May 12, 2016
Richard Thomas
Richard Thomas rated it really liked it
Apr 23, 2016
Choirsoftheeye
Choirsoftheeye marked it as to-read
Apr 22, 2016
Jared
Jared rated it liked it
Apr 14, 2016
Paul
Paul rated it it was ok
Apr 10, 2016
Steve
Steve rated it really liked it
Apr 05, 2016
Dschmitt
Dschmitt marked it as to-read
Mar 21, 2016
Christina Wolf
Christina Wolf marked it as to-read
Feb 17, 2016
Simon Robert
Simon Robert rated it liked it
Feb 15, 2016
Farseer
Farseer marked it as to-read
Feb 15, 2016
« previous 1 3 4 5 6 7 8 9 next »
There are no discussion topics on this book yet. Be the first to start one »
  • Harm
  • Matriarch (Wess'Har Wars, #4)
  • Hunted (League of Peoples, #4)
  • Entoverse (Giants, #4)
  • The Ganymede Club (Cold As Ice, #2)
  • The Wooden Spaceships (Land and Overland Series, #2)
  • The James Tiptree Award Anthology 3: Subversive Stories about Sex and Gender
  • Mythology Abroad
  • Sorcerers of Majipoor (Lord Prestimion, #1)
  • Regeneration (Species Imperative, #3)
  • The Blue-Haired Bombshell
  • Cloud and Ashes: Three Winter's Tales
  • The Broken Land
  • Labyrinth of Night (Near Space, #4)
  • The Sam Gunn Omnibus
  • Installing Linux on a Dead Badger
  • Tower of the King's Daughter (Outremer, #1)
  • Dreaming Metal
45596
John Barnes (born 1957) is an American science fiction author, whose stories often explore questions of individual moral responsibility within a larger social context. Social criticism is woven throughout his plots. The four novels in his Thousand Cultures series pose serious questions about the effects of globalization on isolated societies. Barnes holds a doctorate in theatre and for several yea ...more
More about John Barnes...

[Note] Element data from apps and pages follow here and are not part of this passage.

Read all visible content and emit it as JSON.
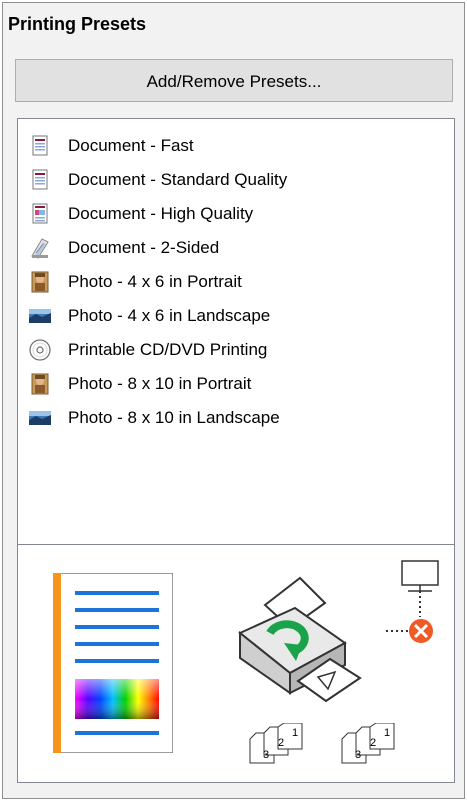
{
  "panel": {
    "title": "Printing Presets"
  },
  "toolbar": {
    "add_remove_label": "Add/Remove Presets..."
  },
  "presets": [
    {
      "label": "Document - Fast",
      "icon": "document-icon"
    },
    {
      "label": "Document - Standard Quality",
      "icon": "document-icon"
    },
    {
      "label": "Document - High Quality",
      "icon": "document-hq-icon"
    },
    {
      "label": "Document - 2-Sided",
      "icon": "document-2sided-icon"
    },
    {
      "label": "Photo - 4 x 6 in Portrait",
      "icon": "photo-portrait-icon"
    },
    {
      "label": "Photo - 4 x 6 in Landscape",
      "icon": "photo-landscape-icon"
    },
    {
      "label": "Printable CD/DVD Printing",
      "icon": "cd-dvd-icon"
    },
    {
      "label": "Photo - 8 x 10 in Portrait",
      "icon": "photo-portrait-icon"
    },
    {
      "label": "Photo - 8 x 10 in Landscape",
      "icon": "photo-landscape-icon"
    }
  ],
  "preview": {
    "collate_digits": [
      "1",
      "2",
      "3"
    ]
  },
  "colors": {
    "accent_orange": "#f7941d",
    "blue_line": "#1e74d6",
    "error_orange": "#f05a24",
    "green_arrow": "#1aa34a"
  }
}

Other Books in the Series

Giraut (4 books)
  • A Million Open Doors (Giraut #1)
  • Earth Made of Glass (Giraut #2)
  • The Merchants of Souls (Giraut, #3)

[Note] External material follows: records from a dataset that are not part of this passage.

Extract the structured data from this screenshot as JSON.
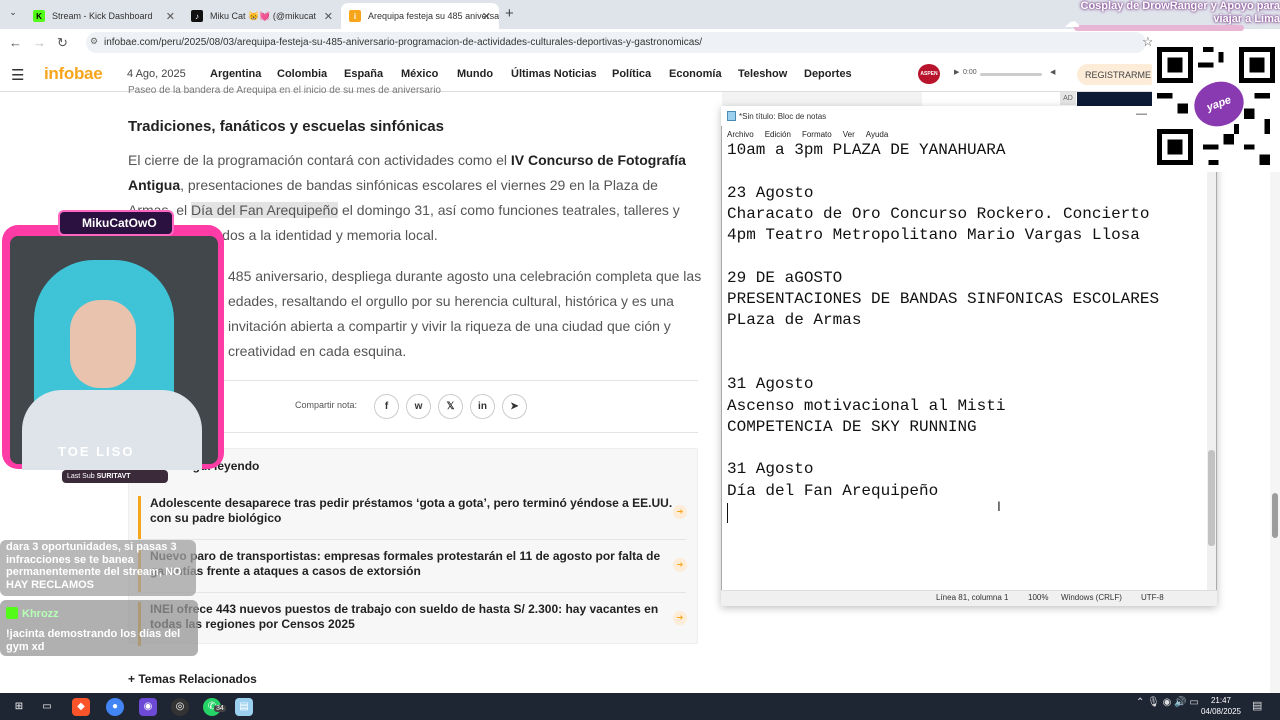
{
  "browser": {
    "tabs": [
      {
        "label": "Stream - Kick Dashboard",
        "icon": "kick-icon"
      },
      {
        "label": "Miku Cat 😸💓 (@mikucat",
        "icon": "tiktok-icon"
      },
      {
        "label": "Arequipa festeja su 485 aniversa",
        "icon": "infobae-icon"
      }
    ],
    "url": "infobae.com/peru/2025/08/03/arequipa-festeja-su-485-aniversario-programacion-de-actividades-culturales-deportivas-y-gastronomicas/"
  },
  "site": {
    "logo": "infobae",
    "date": "4 Ago, 2025",
    "nav": [
      "Argentina",
      "Colombia",
      "España",
      "México",
      "Mundo",
      "Últimas Noticias",
      "Política",
      "Economía",
      "Teleshow",
      "Deportes"
    ],
    "player_time": "0:00",
    "register": "REGISTRARME",
    "ad_label": "AD"
  },
  "article": {
    "caption": "Paseo de la bandera de Arequipa en el inicio de su mes de aniversario",
    "heading": "Tradiciones, fanáticos y escuelas sinfónicas",
    "p1": {
      "a": "El cierre de la programación contará con actividades como el ",
      "b": "IV Concurso de Fotografía Antigua",
      "c": ", presentaciones de bandas sinfónicas escolares el viernes 29 en la Plaza de Armas, el ",
      "d": "Día del Fan Arequipeño",
      "e": " el domingo 31, así como funciones teatrales, talleres y eventos dedicados a la identidad y memoria local."
    },
    "p2": "485 aniversario, despliega durante agosto una celebración completa que las edades, resaltando el orgullo por su herencia cultural, histórica y es una invitación abierta a compartir y vivir la riqueza de una ciudad que ción y creatividad en cada esquina.",
    "share_label": "Compartir nota:",
    "share": [
      "f",
      "w",
      "𝕏",
      "in",
      "➤"
    ],
    "reading_title": "Seguí leyendo",
    "reading": [
      "Adolescente desaparece tras pedir préstamos ‘gota a gota’, pero terminó yéndose a EE.UU. con su padre biológico",
      "Nuevo paro de transportistas: empresas formales protestarán el 11 de agosto por falta de garantías frente a ataques a casos de extorsión",
      "INEI ofrece 443 nuevos puestos de trabajo con sueldo de hasta S/ 2.300: hay vacantes en todas las regiones por Censos 2025"
    ],
    "temas": "Temas Relacionados",
    "temas_plus": "+"
  },
  "notepad": {
    "title": "*Sin título: Bloc de notas",
    "menu": [
      "Archivo",
      "Edición",
      "Formato",
      "Ver",
      "Ayuda"
    ],
    "text": "10am a 3pm PLAZA DE YANAHUARA\n\n23 Agosto\nCharacato de Oro Concurso Rockero. Concierto\n4pm Teatro Metropolitano Mario Vargas Llosa\n\n29 DE aGOSTO\nPRESENTACIONES DE BANDAS SINFONICAS ESCOLARES\nPLaza de Armas\n\n\n31 Agosto\nAscenso motivacional al Misti\nCOMPETENCIA DE SKY RUNNING\n\n31 Agosto\nDía del Fan Arequipeño",
    "status": {
      "pos": "Línea 81, columna 1",
      "zoom": "100%",
      "eol": "Windows (CRLF)",
      "enc": "UTF-8"
    }
  },
  "overlay": {
    "banner": "Cosplay de DrowRanger y Apoyo para viajar a Lima",
    "qr_badge": "yape",
    "cam_name": "MikuCatOwO",
    "cam_text": "TOE LISO",
    "last_sub_label": "Last Sub",
    "last_sub_name": "SURITAVT",
    "chat1": "dara 3 oportunidades, si pasas 3 infracciones se te banea permanentemente del stream, NO HAY RECLAMOS",
    "chat2_user": "Khrozz",
    "chat2_msg": "!jacinta demostrando los días del gym xd"
  },
  "taskbar": {
    "time": "21:47",
    "date": "04/08/2025",
    "badge": "34"
  }
}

Share This Book



“A song is not a tool for changing a human heart in the way that a wrench is a tool for changing a bolt, but it was the tool I had, and I was the tool the OSP had.
The cansos in "Songs from Underneath" were not really as subtle as a wrench. Their primary trope was the ancient trick of making the viewpoint character a victim of oppression, because people identify passionately with a strong viewpoint character, and there is intense pleasure in identifying with the narrator of a sad story or song. In "Black Beauty" that trick had made people begin to think that beating horses was bad; it was the trope that make privileged white children burn with outrage at "Native Son" and prudes weep over prostitutes in "Elle frequentait la rue Pigalle" and "My Name is Not Bitch." They also received, at no extra cost, the delicious smug superiority of sympathizing with an underdog, unlike their less-enlightened neighbors.
Their primary”
2 likes
“A prepared mind is always made up; it knows what it thinks and why it thinks that. When it's time to change, it just makes itself up a different way. A really made-up mind--made up properly, knowing what it knows and on what basis it knows it--is open. People close an undecided mind because they're trying to protect those sore uncertainties from getting bumped and scraped.” 0 likes
More quotes…